Exercise directions:
Scan the listing below. Return every line containing the string "months".

Entries provided:
================================
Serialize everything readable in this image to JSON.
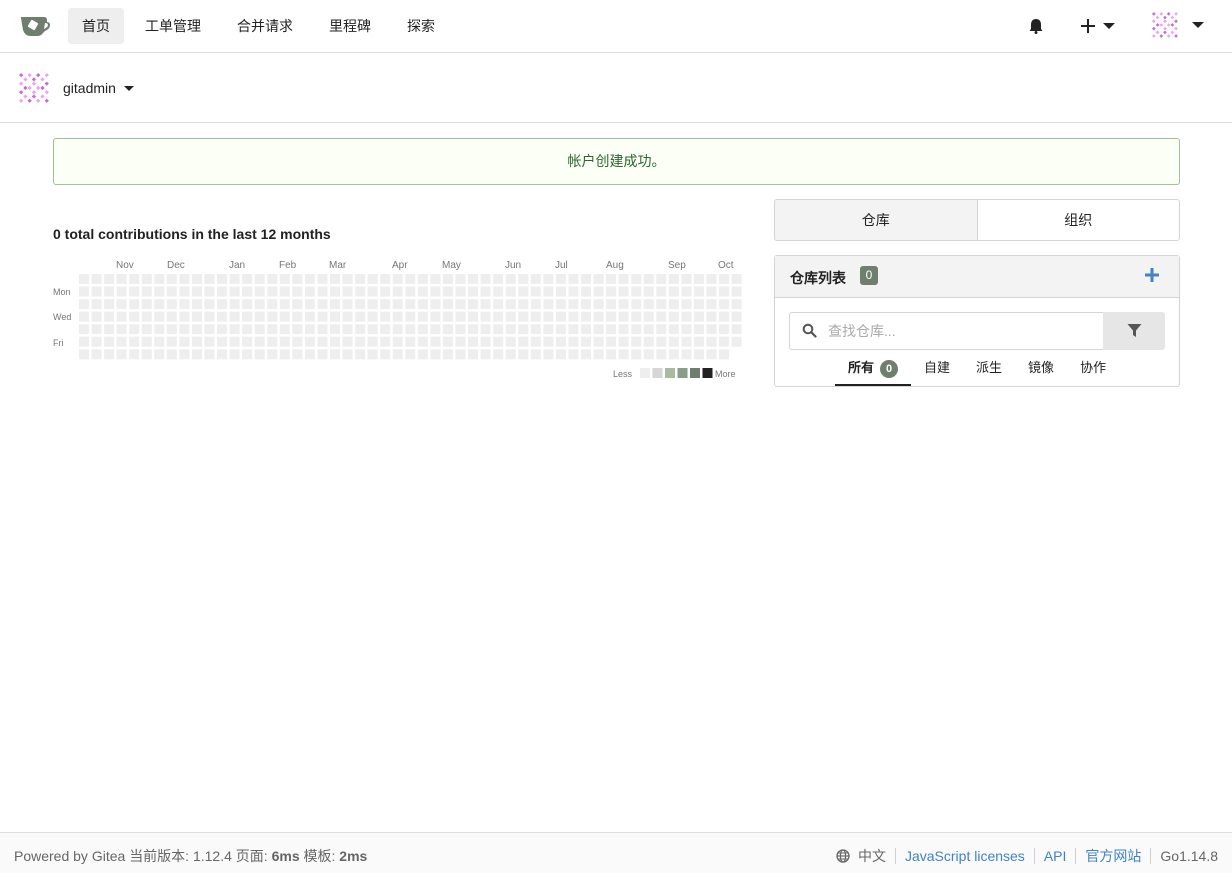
{
  "nav": {
    "items": [
      {
        "label": "首页",
        "active": true
      },
      {
        "label": "工单管理"
      },
      {
        "label": "合并请求"
      },
      {
        "label": "里程碑"
      },
      {
        "label": "探索"
      }
    ]
  },
  "user": {
    "name": "gitadmin"
  },
  "flash": {
    "message": "帐户创建成功。"
  },
  "contributions": {
    "title": "0 total contributions in the last 12 months",
    "months": [
      "Nov",
      "Dec",
      "Jan",
      "Feb",
      "Mar",
      "Apr",
      "May",
      "Jun",
      "Jul",
      "Aug",
      "Sep",
      "Oct"
    ],
    "days": [
      "Mon",
      "Wed",
      "Fri"
    ],
    "legend_less": "Less",
    "legend_more": "More",
    "scale_colors": [
      "#eeeeee",
      "#d6d6d6",
      "#a8baa0",
      "#8a9c8a",
      "#6e7f6e",
      "#222222"
    ]
  },
  "dashboard_tabs": [
    {
      "label": "仓库",
      "active": true
    },
    {
      "label": "组织"
    }
  ],
  "repo_list": {
    "title": "仓库列表",
    "count": "0",
    "search_placeholder": "查找仓库...",
    "filters": [
      {
        "label": "所有",
        "count": "0",
        "active": true
      },
      {
        "label": "自建"
      },
      {
        "label": "派生"
      },
      {
        "label": "镜像"
      },
      {
        "label": "协作"
      }
    ]
  },
  "footer": {
    "powered": "Powered by Gitea",
    "version_label": "当前版本:",
    "version": "1.12.4",
    "page_label": "页面:",
    "page_time": "6ms",
    "template_label": "模板:",
    "template_time": "2ms",
    "language": "中文",
    "links": [
      "JavaScript licenses",
      "API",
      "官方网站"
    ],
    "go_version": "Go1.14.8"
  }
}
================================
Solution to this exercise:
    "title": "0 total contributions in the last 12 months",
    "months": [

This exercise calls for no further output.